Taal Volcano is a complex volcano and is the second most active volcano in the Philippines with 33 historical eruptions. All of these eruptions are concentrated on Volcano Island. Viewed from Tagaytay Ridge, Taal Volcano and Lake presents one of the most picturesque and attractive views in the Philippines. It is located about 50 km (31 mi) south of the capital, Manila.
The volcano had several violent eruptions in the past causing loss of life in the island and the populated areas surrounding the lake, with the death toll estimated at around 5,000 to 6,000. Because of its proximity to populated areas and its eruptive history, the volcano was designated a Decade Volcano, worthy of close study to prevent future natural disasters. All volcanoes of the Philippines are part of the Pacific Ring of Fire.

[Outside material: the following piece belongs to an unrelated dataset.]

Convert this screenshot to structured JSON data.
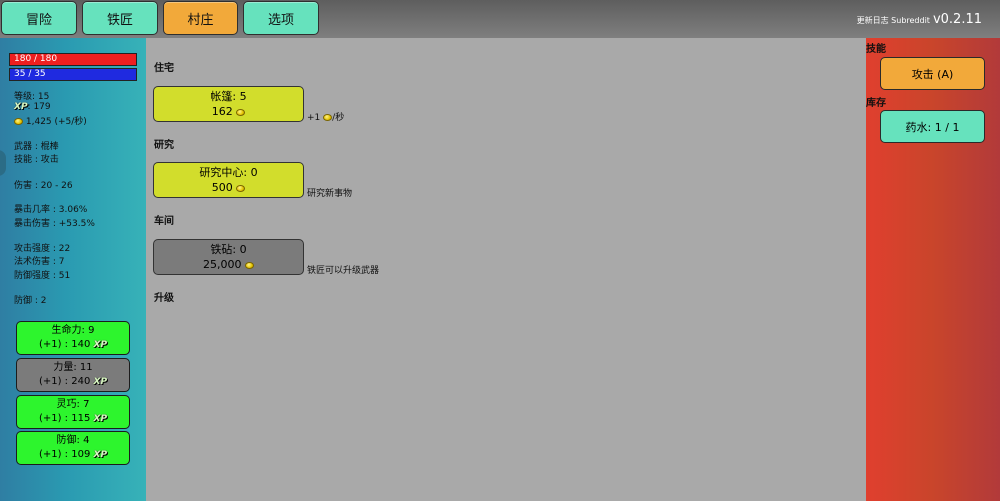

With its highest elevation at only 311 m (1,020 ft), Taal volcano is one of the lowest volcanoes in the world.
Taken from Taal Vista Hotel